**Required work:**
Filter the listing down to the lines containing the word "true".

******

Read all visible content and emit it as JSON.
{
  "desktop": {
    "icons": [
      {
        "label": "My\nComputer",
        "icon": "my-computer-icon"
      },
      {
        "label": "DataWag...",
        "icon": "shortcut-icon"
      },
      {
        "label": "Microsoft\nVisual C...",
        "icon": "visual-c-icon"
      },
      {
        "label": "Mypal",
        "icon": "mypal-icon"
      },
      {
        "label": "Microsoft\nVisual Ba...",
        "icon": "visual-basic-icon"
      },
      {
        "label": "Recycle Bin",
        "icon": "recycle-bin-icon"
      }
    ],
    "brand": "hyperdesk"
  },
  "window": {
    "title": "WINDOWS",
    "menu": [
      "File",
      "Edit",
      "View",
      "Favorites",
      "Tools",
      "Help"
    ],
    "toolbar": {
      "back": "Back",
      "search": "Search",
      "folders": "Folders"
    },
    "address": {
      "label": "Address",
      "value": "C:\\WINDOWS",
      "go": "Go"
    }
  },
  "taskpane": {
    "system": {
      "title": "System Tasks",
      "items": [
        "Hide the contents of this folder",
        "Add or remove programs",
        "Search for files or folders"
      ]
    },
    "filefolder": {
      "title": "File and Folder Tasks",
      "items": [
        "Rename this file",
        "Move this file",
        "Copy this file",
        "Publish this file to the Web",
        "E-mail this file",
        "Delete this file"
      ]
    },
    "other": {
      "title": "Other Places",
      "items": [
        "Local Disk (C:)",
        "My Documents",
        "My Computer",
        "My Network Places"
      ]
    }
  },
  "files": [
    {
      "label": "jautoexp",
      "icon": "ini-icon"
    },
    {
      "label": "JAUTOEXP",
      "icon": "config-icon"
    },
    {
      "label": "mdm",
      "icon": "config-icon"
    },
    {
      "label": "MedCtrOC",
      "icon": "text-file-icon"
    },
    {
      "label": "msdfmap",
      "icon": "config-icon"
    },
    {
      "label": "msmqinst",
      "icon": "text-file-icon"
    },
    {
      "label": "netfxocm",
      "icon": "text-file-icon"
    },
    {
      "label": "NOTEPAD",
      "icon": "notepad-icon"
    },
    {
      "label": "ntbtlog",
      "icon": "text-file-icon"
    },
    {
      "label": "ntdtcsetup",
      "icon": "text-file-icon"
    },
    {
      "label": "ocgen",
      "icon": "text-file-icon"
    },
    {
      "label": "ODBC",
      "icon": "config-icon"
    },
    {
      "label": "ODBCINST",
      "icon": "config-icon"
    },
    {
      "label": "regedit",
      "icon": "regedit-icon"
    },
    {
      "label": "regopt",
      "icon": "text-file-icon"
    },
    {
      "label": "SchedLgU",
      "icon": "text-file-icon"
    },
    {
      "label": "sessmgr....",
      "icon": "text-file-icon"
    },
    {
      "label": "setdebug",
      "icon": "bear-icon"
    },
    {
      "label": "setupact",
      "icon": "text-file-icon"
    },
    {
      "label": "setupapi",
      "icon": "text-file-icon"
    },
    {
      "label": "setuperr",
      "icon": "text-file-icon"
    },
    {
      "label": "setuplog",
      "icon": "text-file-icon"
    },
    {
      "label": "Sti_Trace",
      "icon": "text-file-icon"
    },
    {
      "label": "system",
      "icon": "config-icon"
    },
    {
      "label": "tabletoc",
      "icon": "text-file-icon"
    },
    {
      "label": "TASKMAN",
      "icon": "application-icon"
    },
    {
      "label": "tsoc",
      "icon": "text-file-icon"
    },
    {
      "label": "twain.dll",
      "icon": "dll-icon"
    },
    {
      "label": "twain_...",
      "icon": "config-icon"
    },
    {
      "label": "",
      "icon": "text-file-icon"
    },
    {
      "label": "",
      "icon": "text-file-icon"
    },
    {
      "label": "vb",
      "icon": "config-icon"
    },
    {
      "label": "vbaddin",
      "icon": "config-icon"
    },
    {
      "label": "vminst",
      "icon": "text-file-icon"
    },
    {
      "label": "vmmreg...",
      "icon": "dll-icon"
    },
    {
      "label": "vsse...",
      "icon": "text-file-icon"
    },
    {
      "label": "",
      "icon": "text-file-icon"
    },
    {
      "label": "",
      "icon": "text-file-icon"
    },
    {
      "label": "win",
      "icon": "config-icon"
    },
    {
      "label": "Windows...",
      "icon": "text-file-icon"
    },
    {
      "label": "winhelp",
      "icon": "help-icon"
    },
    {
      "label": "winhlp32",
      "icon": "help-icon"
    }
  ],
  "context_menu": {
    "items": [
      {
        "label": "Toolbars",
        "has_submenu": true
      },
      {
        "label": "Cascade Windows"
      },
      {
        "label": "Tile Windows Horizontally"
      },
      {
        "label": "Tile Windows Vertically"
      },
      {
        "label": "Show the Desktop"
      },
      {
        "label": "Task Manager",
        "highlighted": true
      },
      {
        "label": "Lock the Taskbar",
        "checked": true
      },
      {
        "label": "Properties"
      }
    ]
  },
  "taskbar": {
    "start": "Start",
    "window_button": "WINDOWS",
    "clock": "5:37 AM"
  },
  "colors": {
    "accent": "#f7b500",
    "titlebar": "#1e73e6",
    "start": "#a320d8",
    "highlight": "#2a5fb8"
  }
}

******

**Answer below:**
        "has_submenu": true
        "highlighted": true
        "checked": true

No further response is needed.